Web page and app entries:
━━━━━━━━━━━━━━━━━━━━
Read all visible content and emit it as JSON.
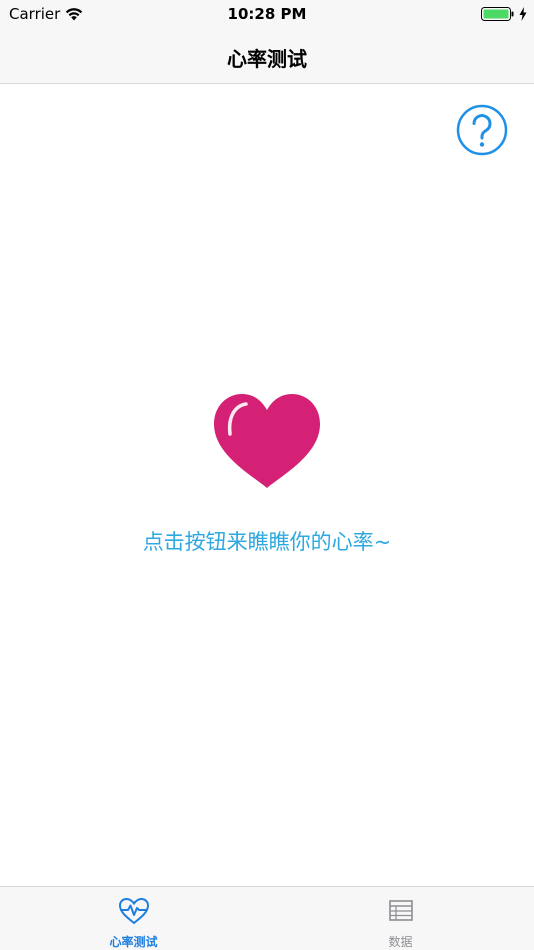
{
  "status_bar": {
    "carrier": "Carrier",
    "time": "10:28 PM",
    "wifi_icon": "wifi-icon",
    "battery_icon": "battery-icon",
    "charge_icon": "charging-bolt-icon"
  },
  "nav": {
    "title": "心率测试"
  },
  "help": {
    "icon": "question-circle-icon",
    "color": "#1e90e6"
  },
  "heart": {
    "icon": "heart-icon",
    "color": "#d42176"
  },
  "prompt": {
    "text": "点击按钮来瞧瞧你的心率~",
    "color": "#2ea8e0"
  },
  "tabs": [
    {
      "label": "心率测试",
      "icon": "heart-pulse-icon",
      "active": true,
      "color": "#1f7fe0"
    },
    {
      "label": "数据",
      "icon": "table-icon",
      "active": false,
      "color": "#8e8e93"
    }
  ]
}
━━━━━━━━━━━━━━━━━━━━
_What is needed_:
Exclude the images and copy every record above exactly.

_Answer space_:
Read all visible content and emit it as JSON.
{
  "status_bar": {
    "carrier": "Carrier",
    "time": "10:28 PM",
    "wifi_icon": "wifi-icon",
    "battery_icon": "battery-icon",
    "charge_icon": "charging-bolt-icon"
  },
  "nav": {
    "title": "心率测试"
  },
  "help": {
    "icon": "question-circle-icon",
    "color": "#1e90e6"
  },
  "heart": {
    "icon": "heart-icon",
    "color": "#d42176"
  },
  "prompt": {
    "text": "点击按钮来瞧瞧你的心率~",
    "color": "#2ea8e0"
  },
  "tabs": [
    {
      "label": "心率测试",
      "icon": "heart-pulse-icon",
      "active": true,
      "color": "#1f7fe0"
    },
    {
      "label": "数据",
      "icon": "table-icon",
      "active": false,
      "color": "#8e8e93"
    }
  ]
}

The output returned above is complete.